which prove, that it was a prevailing notion, in certain times, that wizards sucked the blood of men and children. In the twelfth century, there appeared ghosts, of much the same species as those in Hungary; but in no history do we read of anything 80 common, or so circumstantial, as the various, and seemingly well-authenticated, relations of Vampires in Germany,
Without presuming to question such respectable authority, we may reasonably ask, how Vampires could coine out of their graves, and go into them again : for this particular is mentioned in every story of this sort, as a certain fact. That a body buried five or six feet under ground, with no room to move or stir, (were it so inclined,) wrapped close in a shroud, and nailed up in a coffin, should extricate itself from all these obstacles, come again above ground, and play such singular vagaries; and, after that, return to its former state, get under the earth again, and he there found entire, full of blood, and, in all respects, like a living body; is a query that may fairly startle the most inveterate believer in supernatural appearances. With a strong disposition to the marvellous ourselves, we could have wished that the relations transmitted to us, concerning Vampires, had explained these difficulties in a more satisfactory manner.
We are told by Pliny, that the soul of Herinotimus of Clazomenæ had a trick' of frequently leaving his body, and, upon coming back again, would give an account of several events which happened at a great distance.
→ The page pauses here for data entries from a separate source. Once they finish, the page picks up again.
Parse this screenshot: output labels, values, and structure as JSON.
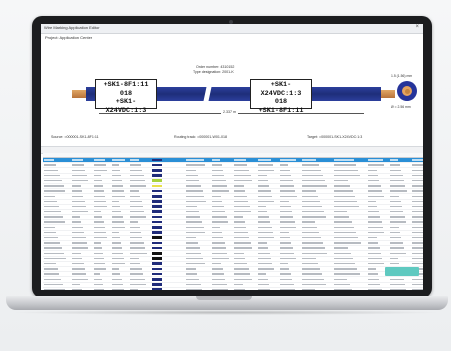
{
  "window": {
    "title": "Wire Marking Application Editor",
    "close": "×"
  },
  "project": {
    "label": "Project: Application Center"
  },
  "graphic": {
    "order_line1": "Order number: 4310152",
    "order_line2": "Type designation: 2001-K",
    "left_label": [
      "+SK1-8F1:11",
      "018",
      "+SK1-X24VDC:1:3"
    ],
    "right_label": [
      "+SK1-X24VDC:1:3",
      "018",
      "+SK1-8F1:11"
    ],
    "length": "2.337 m",
    "source": "Source: =000001-SK1-8F1:11",
    "routing": "Routing track: =000001-W01-018",
    "target": "Target: =000001-SK1-X24VDC:1:3",
    "xsec_top": "1.5 (1.56) mm",
    "xsec_side": "Ø = 2.56 mm"
  },
  "colors": {
    "cable": "#2c3f9c",
    "copper": "#d8975a",
    "selection": "#2a8fd6",
    "accent": "#5fc9c0"
  }
}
One day, when it was out upon a ramble, the Cantharidæ, Hermotimus's enemies, seized his body, which lay with scarcely any signs of life, and burnt it," Donec cremato corpore inimici (qui Cantharidæ vocalantur ) remcanti animæ velut vaginam ademerint.” This expedient effectually put a stop to the future excursions of Master Hermotimus, and fairly laid him in the Red Sea.
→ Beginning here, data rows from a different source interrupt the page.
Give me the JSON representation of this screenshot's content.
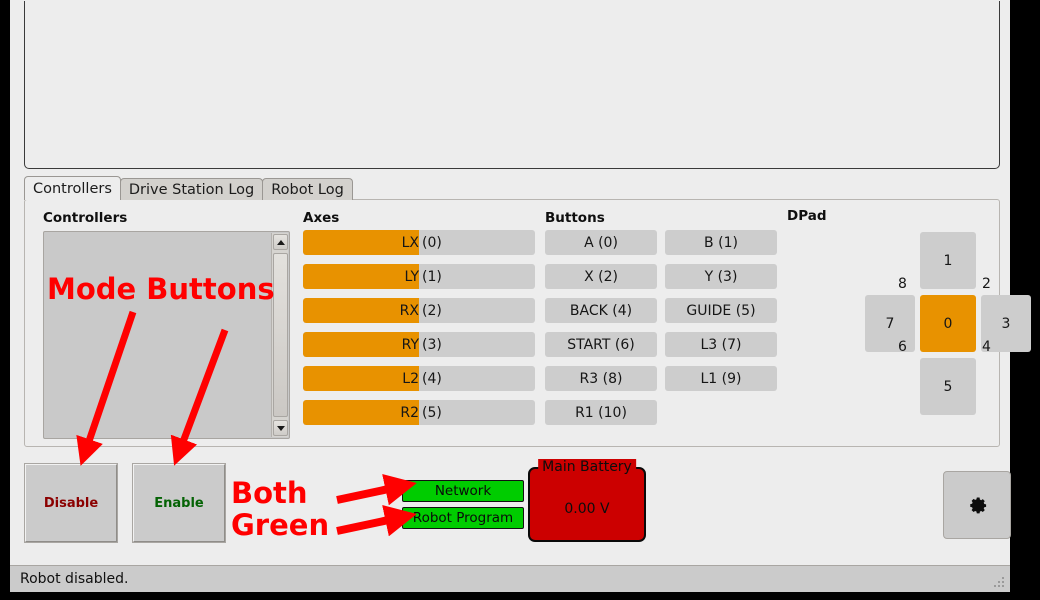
{
  "window": {
    "console_panel": "",
    "status_text": "Robot disabled."
  },
  "tabs": [
    {
      "label": "Controllers",
      "active": true
    },
    {
      "label": "Drive Station Log",
      "active": false
    },
    {
      "label": "Robot Log",
      "active": false
    }
  ],
  "controllers_group": {
    "title": "Controllers",
    "items": []
  },
  "axes_group": {
    "title": "Axes",
    "items": [
      {
        "name": "LX",
        "index": "(0)",
        "fill_pct": 50
      },
      {
        "name": "LY",
        "index": "(1)",
        "fill_pct": 50
      },
      {
        "name": "RX",
        "index": "(2)",
        "fill_pct": 50
      },
      {
        "name": "RY",
        "index": "(3)",
        "fill_pct": 50
      },
      {
        "name": "L2",
        "index": "(4)",
        "fill_pct": 50
      },
      {
        "name": "R2",
        "index": "(5)",
        "fill_pct": 50
      }
    ]
  },
  "buttons_group": {
    "title": "Buttons",
    "items": [
      "A (0)",
      "B (1)",
      "X (2)",
      "Y (3)",
      "BACK (4)",
      "GUIDE (5)",
      "START (6)",
      "L3 (7)",
      "R3 (8)",
      "L1 (9)",
      "R1 (10)"
    ]
  },
  "dpad_group": {
    "title": "DPad",
    "up": "1",
    "left": "7",
    "center": "0",
    "right": "3",
    "down": "5",
    "corner_top_left": "8",
    "corner_top_right": "2",
    "corner_bottom_left": "6",
    "corner_bottom_right": "4",
    "active": "center"
  },
  "mode_buttons": {
    "disable": "Disable",
    "enable": "Enable"
  },
  "status_leds": {
    "network": "Network",
    "robot_program": "Robot Program"
  },
  "battery": {
    "title": "Main Battery",
    "value": "0.00 V"
  },
  "settings_button": {
    "icon": "gear-icon"
  },
  "annotations": {
    "mode_buttons": "Mode Buttons",
    "both": "Both",
    "green": "Green"
  },
  "colors": {
    "axis_fill": "#e89200",
    "dpad_active": "#e89200",
    "led_green": "#00cc00",
    "battery_red": "#cc0000",
    "annotation_red": "#ff0000",
    "disable_text": "#8b0000",
    "enable_text": "#056305"
  }
}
“The Spectre Bridegroom” is founded on a story contained in the Sketch Book, which Mr. Irving himself borrowed from the French. Mr. Moncrieff has dramatised this tale with skill and
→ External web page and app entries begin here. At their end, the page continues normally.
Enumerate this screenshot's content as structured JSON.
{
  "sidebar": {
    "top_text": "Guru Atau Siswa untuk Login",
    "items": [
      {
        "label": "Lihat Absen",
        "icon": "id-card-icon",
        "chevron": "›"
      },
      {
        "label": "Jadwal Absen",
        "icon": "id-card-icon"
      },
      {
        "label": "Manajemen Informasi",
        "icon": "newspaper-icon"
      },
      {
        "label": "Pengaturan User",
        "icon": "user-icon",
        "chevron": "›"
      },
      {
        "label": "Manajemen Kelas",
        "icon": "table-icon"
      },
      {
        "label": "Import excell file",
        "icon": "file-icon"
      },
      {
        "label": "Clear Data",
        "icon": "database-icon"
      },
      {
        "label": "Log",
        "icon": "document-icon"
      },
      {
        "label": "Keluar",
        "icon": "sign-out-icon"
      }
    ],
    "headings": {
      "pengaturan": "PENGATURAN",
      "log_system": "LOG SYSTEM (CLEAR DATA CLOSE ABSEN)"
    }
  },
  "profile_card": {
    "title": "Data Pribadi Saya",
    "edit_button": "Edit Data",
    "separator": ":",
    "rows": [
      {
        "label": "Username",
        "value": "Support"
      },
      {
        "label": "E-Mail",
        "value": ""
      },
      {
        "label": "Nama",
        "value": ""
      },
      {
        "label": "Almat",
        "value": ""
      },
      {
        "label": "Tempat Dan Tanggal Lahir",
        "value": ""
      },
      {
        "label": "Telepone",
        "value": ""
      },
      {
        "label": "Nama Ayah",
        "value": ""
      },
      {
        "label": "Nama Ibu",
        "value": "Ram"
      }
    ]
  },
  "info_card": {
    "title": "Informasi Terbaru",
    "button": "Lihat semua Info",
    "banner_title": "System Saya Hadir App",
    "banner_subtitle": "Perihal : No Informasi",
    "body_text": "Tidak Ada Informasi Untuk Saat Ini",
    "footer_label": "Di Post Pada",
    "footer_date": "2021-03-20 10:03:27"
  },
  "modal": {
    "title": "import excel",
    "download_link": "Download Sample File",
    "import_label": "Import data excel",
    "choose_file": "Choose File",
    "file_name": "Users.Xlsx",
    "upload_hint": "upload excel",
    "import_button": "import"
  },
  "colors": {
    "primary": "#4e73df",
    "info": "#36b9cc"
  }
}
leasantry : it is quite extravagant enough to answer the pur. poses of farce, without running into that hideous and nonsensical diablerie, which has been so popular of late.
This farce contains some droll situations and whimsical equivoque. The mistakes and misapprehensions of the Aldwinkle family—the superstitious terrors of Dickory-and the ludicrous surprise of Mr. Nicodemus, keep the audience in continual merriment. We agree with the author, that the subject is better adapted to Farce than to Melo-drame. Indeed, the latter species of entertainment is so contrary to good taste and common sense, that we care not how soon it is banished from the stage.
Mr. Cooper, in Nicodemus, was sufficiently sepulchral and solemn. He looked just such a personage as might be expected to “ revisit the pale glimpses of the moon," either for recreation, or resuscitation: Little Knight was excellent in Dickory ; the horror and surprise with which he announces the re-appearance of the departed; and his quaint apology for the delusion,-that a ghost is a spirit, and that spirits are apt to get into his head, were farce in right earnest. We have subsequently seen Mr. J. Russell in the character, and, without bringing him into immediate comparison with Knight, we may justly assign him no small share of approbation. We should be glad to see the talents of this very deserving actor called into more frequent exertion. Gattie, in Squire Aldwinkle, contributed to his share of the amusement; and Mrs. Orger, and Miss Sınithson, in Georgiana and Laviniu, were arch and lively.